It is not at all clear that IAM intervenes in any way. He may merely observe. He may or may not permit the experiment to reach the finality of death. Perhaps he will terminate it sooner. We may have no possible way to discover this underlying reality, nor can we explain the mystery of IAM's existence.

This is not the whole story. There is another kind of religious belief which is pragmatic. That is, perhaps the rather weak human psyche needs religious belief as a crutch. Perhaps only some people feel this need. In any case, the beliefs they choose to hold may actually be useful to them. The popular singer, Frank Sinatra once, when asked what he believed in, replied "whatever gets me through the night." The philosopher, William James, spoke of "The Will to Believe."
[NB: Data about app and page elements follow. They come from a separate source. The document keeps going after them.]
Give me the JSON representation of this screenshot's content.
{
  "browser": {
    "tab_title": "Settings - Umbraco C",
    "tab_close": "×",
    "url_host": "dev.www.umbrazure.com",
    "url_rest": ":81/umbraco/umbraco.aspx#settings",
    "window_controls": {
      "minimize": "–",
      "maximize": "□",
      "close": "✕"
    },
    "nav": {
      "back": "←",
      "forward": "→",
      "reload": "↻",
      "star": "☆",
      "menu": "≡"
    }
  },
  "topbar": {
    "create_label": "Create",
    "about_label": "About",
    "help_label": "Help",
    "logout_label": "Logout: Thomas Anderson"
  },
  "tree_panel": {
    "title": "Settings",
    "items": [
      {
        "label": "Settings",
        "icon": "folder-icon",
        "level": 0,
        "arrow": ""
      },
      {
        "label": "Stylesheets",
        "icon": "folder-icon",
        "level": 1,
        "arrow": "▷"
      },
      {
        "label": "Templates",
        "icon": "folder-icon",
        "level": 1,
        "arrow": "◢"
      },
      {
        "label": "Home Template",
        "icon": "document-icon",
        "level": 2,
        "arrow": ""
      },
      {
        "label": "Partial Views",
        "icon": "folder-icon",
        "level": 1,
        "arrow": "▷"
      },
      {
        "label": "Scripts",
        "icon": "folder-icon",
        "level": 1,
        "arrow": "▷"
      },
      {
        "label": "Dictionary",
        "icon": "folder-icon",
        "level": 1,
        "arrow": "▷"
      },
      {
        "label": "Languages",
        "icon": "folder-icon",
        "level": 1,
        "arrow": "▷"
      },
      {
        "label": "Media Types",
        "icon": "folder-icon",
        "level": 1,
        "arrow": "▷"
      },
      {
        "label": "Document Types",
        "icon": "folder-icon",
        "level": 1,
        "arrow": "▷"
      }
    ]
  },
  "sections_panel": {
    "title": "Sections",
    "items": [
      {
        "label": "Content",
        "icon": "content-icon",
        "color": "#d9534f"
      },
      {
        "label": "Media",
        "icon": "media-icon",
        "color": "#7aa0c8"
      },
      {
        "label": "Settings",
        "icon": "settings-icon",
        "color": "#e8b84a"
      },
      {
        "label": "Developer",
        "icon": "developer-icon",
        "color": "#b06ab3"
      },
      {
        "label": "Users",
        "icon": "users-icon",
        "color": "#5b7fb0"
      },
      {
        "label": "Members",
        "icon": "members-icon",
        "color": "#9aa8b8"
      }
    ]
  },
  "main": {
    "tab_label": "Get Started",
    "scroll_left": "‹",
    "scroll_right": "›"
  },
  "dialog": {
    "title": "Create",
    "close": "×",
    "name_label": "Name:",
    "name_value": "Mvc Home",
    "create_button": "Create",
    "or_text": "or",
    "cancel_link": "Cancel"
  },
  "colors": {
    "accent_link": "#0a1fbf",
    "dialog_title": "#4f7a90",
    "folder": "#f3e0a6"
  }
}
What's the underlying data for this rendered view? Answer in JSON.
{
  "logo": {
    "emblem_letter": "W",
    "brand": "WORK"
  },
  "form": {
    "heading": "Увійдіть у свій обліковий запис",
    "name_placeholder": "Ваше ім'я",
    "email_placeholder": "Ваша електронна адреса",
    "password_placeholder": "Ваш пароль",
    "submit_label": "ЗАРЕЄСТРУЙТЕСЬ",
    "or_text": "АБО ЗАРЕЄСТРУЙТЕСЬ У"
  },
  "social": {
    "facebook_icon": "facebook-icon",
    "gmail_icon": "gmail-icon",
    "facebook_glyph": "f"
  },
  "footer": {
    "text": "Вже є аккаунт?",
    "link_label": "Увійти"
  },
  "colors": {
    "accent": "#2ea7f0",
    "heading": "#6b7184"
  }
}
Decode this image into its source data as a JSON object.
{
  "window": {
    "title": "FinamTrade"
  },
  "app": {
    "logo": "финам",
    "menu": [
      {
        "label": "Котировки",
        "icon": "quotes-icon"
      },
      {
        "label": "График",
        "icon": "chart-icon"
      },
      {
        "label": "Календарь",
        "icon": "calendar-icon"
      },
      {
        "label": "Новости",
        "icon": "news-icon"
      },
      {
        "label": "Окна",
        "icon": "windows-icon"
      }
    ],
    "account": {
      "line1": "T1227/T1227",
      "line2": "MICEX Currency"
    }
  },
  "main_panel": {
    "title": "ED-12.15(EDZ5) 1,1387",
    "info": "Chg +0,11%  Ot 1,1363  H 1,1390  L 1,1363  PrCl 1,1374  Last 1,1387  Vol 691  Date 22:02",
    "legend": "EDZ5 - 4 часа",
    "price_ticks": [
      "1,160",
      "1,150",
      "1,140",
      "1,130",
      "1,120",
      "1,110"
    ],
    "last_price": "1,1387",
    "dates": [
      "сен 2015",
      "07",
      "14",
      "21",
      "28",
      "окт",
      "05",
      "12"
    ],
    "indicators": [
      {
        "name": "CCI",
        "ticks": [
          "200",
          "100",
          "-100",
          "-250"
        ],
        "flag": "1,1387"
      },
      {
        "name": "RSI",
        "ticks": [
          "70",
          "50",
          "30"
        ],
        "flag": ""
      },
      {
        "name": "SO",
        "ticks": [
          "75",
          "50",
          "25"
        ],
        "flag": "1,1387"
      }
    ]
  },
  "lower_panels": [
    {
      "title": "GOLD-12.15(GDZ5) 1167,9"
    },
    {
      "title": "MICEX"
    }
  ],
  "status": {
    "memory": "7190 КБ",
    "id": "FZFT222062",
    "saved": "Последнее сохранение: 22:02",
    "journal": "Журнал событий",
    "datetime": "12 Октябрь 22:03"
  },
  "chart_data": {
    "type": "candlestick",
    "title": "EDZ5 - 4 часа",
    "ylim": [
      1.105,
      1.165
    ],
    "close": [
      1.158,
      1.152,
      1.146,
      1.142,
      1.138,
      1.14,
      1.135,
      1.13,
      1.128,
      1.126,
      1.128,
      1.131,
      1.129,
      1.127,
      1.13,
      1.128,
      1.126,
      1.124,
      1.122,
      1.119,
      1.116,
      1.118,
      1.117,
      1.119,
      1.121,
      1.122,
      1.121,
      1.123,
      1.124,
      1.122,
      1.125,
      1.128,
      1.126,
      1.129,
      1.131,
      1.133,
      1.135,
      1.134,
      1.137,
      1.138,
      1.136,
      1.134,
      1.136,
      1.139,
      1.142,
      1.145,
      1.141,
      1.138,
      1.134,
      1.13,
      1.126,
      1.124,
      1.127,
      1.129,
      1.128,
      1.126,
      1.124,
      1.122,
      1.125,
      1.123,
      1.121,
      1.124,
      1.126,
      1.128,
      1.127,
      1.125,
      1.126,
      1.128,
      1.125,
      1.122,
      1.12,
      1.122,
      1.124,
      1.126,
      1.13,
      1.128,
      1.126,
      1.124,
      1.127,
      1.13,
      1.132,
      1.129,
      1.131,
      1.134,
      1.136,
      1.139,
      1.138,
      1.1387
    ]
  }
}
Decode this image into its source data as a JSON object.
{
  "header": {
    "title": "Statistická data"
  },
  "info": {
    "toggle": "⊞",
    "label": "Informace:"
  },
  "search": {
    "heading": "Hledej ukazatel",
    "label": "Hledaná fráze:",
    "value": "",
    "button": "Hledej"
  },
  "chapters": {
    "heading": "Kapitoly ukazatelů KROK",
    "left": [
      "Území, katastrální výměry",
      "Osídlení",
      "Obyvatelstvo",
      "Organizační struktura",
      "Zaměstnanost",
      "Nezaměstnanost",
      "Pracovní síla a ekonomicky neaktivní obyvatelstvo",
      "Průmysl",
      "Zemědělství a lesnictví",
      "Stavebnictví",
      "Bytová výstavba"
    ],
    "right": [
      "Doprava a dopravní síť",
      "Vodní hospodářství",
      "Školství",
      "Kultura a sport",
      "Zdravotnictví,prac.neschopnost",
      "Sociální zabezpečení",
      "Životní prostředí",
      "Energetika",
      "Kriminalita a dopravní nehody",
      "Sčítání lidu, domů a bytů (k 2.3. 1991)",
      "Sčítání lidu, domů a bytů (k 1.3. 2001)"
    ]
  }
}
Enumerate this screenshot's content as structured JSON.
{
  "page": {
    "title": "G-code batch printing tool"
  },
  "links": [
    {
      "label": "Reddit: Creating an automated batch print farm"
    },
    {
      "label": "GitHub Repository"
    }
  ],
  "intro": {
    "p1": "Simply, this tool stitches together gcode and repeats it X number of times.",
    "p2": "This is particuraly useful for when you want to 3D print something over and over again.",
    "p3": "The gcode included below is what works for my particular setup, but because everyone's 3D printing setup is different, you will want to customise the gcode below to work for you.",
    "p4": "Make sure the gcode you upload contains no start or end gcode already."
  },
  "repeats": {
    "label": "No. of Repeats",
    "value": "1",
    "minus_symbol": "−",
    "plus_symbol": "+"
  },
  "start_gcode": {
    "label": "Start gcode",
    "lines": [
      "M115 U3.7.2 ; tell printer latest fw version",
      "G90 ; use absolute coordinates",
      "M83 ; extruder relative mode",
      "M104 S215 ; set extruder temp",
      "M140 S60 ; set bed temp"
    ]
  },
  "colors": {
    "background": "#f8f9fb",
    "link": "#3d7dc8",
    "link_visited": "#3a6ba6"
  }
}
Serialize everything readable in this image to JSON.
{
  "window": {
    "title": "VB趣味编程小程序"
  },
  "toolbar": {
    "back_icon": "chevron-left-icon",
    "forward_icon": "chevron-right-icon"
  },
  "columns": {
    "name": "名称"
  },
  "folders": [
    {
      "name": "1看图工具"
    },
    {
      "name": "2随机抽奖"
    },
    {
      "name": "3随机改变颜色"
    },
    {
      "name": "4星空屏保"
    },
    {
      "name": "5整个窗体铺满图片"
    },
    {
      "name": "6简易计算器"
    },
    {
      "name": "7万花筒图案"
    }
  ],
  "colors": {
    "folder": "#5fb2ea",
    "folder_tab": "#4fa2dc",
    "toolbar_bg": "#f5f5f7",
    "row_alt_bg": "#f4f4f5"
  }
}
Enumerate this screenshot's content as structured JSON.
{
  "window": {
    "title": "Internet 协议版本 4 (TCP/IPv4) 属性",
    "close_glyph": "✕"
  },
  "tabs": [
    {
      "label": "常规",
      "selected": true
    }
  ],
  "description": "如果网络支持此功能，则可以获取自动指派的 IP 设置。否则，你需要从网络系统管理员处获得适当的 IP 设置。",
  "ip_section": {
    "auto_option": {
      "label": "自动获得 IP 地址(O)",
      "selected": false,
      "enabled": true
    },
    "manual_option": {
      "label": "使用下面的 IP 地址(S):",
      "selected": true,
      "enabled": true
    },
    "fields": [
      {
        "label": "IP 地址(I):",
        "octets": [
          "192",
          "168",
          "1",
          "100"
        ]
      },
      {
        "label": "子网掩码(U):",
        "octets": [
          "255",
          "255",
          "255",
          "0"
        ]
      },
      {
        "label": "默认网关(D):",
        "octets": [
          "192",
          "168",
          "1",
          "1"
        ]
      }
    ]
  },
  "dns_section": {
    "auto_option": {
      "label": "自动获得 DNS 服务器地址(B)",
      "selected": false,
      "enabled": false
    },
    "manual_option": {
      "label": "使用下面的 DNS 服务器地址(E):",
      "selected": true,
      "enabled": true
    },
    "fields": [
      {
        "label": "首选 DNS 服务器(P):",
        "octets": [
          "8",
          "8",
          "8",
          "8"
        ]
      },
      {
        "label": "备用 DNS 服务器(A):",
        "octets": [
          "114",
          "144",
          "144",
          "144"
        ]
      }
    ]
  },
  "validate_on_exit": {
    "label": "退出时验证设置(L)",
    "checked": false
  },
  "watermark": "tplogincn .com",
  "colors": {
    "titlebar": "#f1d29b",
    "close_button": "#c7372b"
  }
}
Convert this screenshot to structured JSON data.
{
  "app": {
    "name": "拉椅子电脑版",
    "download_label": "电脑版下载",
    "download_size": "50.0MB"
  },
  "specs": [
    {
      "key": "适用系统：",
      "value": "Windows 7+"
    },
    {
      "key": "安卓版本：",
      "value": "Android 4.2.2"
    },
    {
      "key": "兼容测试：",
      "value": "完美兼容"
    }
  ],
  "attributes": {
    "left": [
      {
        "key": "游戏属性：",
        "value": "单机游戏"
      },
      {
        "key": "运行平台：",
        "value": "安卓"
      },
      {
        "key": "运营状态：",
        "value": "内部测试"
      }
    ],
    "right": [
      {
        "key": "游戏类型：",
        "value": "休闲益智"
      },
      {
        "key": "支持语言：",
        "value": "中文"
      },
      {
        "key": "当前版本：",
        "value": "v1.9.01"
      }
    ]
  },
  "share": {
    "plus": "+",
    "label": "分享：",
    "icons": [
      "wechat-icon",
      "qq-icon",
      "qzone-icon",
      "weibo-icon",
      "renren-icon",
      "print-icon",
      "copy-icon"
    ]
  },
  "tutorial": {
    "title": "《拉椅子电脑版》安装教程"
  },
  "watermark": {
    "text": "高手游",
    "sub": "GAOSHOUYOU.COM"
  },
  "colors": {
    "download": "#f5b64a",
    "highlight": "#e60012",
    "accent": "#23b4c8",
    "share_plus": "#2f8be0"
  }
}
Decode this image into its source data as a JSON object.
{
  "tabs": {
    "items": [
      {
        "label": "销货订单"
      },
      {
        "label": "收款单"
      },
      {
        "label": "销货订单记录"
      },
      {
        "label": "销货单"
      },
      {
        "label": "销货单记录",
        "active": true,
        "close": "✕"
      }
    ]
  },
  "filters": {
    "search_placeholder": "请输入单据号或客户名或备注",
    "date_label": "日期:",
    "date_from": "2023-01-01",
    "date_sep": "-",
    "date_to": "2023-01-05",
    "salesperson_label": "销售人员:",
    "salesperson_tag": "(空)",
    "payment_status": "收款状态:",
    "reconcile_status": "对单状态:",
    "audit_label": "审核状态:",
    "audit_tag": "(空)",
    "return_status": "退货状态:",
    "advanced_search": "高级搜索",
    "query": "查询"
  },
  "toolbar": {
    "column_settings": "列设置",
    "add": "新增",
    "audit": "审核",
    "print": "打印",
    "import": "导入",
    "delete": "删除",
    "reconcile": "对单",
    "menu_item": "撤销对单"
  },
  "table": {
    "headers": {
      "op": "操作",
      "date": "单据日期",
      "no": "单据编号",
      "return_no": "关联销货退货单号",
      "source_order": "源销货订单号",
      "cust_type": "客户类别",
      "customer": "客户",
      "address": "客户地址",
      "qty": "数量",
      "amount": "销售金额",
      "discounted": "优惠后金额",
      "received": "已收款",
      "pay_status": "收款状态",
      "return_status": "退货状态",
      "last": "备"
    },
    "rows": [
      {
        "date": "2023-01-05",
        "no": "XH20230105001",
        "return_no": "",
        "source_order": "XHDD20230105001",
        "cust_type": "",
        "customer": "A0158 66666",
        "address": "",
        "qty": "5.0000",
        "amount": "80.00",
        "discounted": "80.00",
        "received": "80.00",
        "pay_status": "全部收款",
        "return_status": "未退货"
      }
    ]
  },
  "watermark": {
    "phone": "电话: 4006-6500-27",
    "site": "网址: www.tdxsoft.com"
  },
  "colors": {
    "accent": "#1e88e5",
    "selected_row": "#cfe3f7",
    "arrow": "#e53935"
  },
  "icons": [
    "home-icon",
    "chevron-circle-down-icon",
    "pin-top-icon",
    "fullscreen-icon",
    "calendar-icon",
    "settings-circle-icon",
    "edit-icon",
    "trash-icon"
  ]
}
My take on this theme is that, while some beliefs may fortify the spirit, human beings will also profit from "The Will to Doubt" [Bertrand Russell]. Many of us are curious by nature, especially scientists, who are trained to be skeptical. I see no particular difficulty in the human mind harboring both belief and skepticism, either of which can be summoned as needed. I suggest this in order to make it clear that we have some interesting choices. What is the goal?

old time religion

Nice song, but if the goal is to civilize human behavior nothing has yet been dicovered that is good enough. Nevertheless, liturgical music is a salient feature of a religious culture.

Kol Nidre

Lord's Prayer

Despite what I have said, if you think that tribal loyalty means nothing, think again!

Rivers of Babylon



  1. Thank you, I have read the link. It is clear that some kinds of faith are compatible with science and some cannot be because they have some articles of faith that flatly contradict scientific knowledge. A good example is Biblical fundamentalism.

    In saying this, I do not claim that a fundamentalist cannot be a good scientist, provided that his mind is neatly partitioned.